━━ Supplied material
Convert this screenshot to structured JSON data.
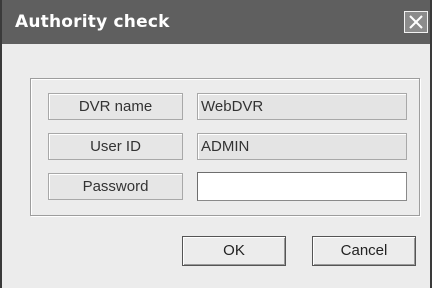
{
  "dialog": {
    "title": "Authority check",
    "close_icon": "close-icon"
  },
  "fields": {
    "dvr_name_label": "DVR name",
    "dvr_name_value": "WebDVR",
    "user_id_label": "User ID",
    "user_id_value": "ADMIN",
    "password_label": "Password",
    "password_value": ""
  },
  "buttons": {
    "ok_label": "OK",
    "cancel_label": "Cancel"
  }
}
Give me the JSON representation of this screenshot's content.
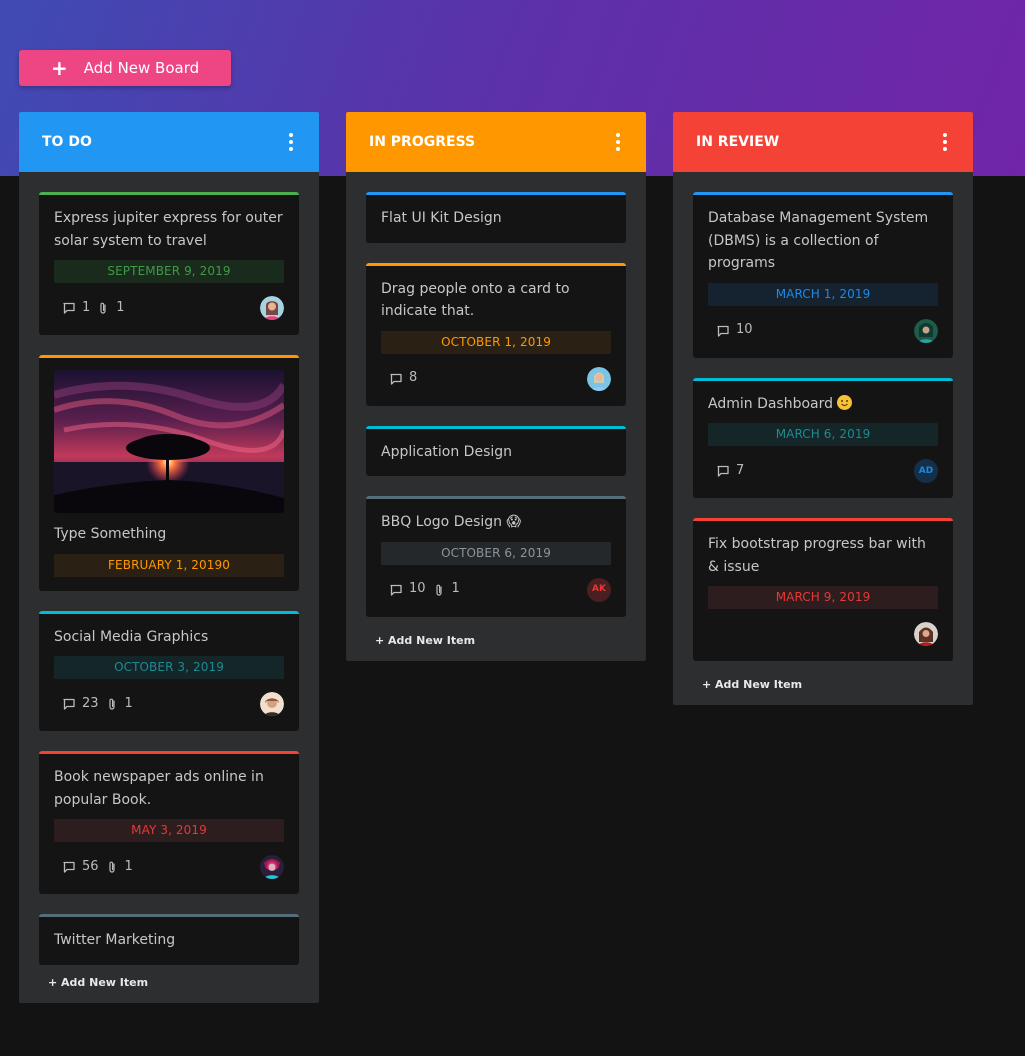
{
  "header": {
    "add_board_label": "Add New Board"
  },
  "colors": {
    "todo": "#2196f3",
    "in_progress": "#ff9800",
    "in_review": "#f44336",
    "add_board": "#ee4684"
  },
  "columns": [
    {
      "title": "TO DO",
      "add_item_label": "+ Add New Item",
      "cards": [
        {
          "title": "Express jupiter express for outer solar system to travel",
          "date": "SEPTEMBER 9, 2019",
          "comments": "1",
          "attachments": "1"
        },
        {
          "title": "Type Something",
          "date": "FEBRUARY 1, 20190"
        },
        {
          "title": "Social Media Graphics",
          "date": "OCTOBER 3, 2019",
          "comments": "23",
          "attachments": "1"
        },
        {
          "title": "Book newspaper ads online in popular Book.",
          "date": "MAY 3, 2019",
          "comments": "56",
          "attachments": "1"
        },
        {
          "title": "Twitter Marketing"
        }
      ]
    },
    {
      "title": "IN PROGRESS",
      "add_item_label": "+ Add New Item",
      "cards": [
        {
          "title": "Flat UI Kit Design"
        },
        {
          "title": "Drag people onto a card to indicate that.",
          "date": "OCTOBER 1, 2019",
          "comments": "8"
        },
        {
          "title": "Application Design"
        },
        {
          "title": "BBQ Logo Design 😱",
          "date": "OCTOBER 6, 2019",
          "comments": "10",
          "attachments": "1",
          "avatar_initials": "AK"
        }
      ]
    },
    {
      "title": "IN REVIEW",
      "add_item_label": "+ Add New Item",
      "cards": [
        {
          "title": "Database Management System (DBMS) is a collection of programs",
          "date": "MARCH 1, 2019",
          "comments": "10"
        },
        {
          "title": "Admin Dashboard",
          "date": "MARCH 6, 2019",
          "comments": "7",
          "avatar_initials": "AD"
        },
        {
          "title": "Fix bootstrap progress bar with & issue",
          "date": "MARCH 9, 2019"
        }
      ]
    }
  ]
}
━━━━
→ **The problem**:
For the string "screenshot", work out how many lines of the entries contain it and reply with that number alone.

→ **Response**:
2